Rods and Cones

Rods and Cones

Rods and Cones

The two types of light-sensitive cells of the retina are rods and cones. Named because of their cylindrical shape, rods are interspersed throughout the retina. They are highly sensitive to low light and shadow and allow for at least some degree of nighttime vision. Cones are present throughout the retina also, but are very highly concentrated in the fovea of the macula. Different cones are sensitive to different wavelengths and allow one to see vivid colors and sharp detail in conditions of bright light. There are 20 times more rods than cones.

Add Image

Retinitis Pigmentosa

Retinitis pigmentosa is one in a group of diseases classified as hereditary chorioretinal dystrophies. There are multiple forms of retinitis pigmentosa, each occurring as a result of a specific abnormal gene. The disease is inherited in a number of different ways. Genetic testing and counseling are very helpful in determining the form of the disease, how it has been inherited, and what treatments are available or are being researched.
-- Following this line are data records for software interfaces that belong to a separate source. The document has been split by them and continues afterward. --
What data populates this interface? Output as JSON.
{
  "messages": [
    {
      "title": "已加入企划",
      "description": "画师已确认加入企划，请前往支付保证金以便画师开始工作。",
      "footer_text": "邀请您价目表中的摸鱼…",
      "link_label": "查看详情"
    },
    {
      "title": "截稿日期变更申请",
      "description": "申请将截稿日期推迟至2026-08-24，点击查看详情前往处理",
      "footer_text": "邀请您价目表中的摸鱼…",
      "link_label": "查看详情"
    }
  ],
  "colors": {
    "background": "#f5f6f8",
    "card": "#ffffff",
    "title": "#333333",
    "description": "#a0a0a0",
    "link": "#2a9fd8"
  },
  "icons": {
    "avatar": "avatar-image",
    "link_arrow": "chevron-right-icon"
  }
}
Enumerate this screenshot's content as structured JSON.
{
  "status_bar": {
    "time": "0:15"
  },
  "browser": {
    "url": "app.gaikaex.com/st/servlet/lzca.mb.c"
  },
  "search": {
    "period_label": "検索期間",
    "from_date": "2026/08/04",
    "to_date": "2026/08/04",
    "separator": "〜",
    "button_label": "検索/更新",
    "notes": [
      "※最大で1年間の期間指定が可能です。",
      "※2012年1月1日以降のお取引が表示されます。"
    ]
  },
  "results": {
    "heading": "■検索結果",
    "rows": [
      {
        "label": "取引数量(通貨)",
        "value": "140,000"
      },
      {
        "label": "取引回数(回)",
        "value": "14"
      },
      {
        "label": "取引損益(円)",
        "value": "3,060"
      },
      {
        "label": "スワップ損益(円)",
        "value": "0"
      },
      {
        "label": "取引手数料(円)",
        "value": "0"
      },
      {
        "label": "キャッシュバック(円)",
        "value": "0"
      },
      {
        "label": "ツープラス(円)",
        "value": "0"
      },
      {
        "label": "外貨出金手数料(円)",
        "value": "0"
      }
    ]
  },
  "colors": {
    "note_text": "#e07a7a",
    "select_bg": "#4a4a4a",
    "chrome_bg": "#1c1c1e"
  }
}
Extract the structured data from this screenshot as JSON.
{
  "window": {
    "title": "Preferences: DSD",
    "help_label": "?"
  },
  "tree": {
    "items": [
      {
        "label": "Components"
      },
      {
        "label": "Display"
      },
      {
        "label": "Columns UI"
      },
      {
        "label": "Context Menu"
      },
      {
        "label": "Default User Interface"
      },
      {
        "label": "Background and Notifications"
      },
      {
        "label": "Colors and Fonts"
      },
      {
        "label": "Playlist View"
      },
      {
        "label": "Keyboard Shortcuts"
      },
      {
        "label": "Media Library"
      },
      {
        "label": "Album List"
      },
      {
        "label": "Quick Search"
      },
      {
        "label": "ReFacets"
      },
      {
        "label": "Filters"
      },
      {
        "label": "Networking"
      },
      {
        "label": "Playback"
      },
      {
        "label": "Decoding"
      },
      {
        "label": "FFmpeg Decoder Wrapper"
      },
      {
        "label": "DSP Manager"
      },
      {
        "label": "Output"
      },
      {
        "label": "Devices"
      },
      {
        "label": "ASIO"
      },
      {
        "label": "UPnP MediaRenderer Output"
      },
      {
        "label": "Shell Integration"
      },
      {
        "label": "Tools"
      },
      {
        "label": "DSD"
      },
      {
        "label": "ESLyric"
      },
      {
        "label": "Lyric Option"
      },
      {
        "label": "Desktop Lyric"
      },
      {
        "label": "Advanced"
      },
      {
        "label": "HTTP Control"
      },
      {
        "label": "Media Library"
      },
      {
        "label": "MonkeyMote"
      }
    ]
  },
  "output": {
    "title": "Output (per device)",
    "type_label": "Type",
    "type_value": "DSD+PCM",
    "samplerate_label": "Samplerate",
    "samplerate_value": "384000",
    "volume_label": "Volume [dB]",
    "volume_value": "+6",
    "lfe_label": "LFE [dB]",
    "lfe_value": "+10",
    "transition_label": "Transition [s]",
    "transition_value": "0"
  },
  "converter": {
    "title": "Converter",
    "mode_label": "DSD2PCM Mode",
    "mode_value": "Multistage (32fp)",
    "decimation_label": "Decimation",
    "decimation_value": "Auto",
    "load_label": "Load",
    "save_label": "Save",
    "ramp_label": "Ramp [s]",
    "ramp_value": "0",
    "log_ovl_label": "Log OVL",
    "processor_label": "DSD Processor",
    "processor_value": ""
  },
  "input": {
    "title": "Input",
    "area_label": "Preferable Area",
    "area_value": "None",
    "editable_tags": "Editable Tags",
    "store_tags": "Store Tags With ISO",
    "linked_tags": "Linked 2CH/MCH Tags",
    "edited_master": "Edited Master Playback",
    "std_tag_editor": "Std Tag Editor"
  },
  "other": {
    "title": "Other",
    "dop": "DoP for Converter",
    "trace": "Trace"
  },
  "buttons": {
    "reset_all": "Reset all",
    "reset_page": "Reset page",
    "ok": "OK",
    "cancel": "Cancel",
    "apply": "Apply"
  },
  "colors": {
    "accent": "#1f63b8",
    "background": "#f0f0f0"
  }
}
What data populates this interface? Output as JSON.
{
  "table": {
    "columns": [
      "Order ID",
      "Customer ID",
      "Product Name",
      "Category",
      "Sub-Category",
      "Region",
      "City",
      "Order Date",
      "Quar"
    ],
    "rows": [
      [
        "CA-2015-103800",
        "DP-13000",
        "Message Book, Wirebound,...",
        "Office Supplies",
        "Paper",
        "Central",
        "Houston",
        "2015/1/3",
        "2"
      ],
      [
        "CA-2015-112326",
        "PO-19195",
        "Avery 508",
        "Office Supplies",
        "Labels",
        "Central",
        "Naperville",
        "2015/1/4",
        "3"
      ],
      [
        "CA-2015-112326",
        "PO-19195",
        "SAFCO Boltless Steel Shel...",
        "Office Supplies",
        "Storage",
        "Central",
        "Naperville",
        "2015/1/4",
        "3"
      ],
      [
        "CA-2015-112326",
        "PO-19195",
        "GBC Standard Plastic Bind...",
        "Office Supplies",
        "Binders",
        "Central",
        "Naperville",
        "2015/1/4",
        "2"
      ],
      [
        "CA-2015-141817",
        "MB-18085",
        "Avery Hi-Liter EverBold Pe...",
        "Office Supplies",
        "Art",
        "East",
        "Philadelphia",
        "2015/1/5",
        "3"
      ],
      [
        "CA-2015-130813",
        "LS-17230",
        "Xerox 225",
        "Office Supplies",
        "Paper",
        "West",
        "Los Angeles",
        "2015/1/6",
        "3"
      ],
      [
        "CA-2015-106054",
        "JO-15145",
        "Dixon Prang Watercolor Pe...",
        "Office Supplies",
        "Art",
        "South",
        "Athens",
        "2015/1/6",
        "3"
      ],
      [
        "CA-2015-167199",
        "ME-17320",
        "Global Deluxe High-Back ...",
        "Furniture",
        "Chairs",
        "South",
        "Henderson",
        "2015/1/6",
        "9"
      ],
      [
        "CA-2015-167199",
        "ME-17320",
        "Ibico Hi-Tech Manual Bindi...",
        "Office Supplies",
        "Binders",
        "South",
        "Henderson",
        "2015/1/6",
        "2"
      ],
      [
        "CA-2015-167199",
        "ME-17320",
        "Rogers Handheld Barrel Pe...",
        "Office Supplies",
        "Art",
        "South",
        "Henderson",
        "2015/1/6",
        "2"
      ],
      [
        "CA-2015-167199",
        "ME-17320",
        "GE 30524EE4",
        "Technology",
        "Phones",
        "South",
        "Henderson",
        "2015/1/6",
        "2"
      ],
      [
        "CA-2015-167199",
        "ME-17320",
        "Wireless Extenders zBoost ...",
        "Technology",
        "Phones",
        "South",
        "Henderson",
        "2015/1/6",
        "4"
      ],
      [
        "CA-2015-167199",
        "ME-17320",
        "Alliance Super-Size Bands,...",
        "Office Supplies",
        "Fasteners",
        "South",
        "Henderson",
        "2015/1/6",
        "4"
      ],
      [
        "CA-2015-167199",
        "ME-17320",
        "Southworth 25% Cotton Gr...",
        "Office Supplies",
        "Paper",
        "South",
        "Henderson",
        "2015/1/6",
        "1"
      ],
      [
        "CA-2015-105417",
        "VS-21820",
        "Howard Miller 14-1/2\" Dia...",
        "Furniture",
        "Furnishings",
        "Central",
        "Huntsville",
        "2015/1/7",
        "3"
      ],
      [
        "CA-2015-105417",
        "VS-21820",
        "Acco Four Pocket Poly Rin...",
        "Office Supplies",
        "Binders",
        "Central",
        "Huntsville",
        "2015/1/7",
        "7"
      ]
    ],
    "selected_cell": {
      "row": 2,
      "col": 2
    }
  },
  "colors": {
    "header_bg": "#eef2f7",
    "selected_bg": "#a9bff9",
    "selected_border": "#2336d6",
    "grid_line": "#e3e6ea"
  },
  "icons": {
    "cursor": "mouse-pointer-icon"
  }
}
Retinitis pigmentosa is usually diagnosed during young adulthood and can be difficult to accept.

Syndicate content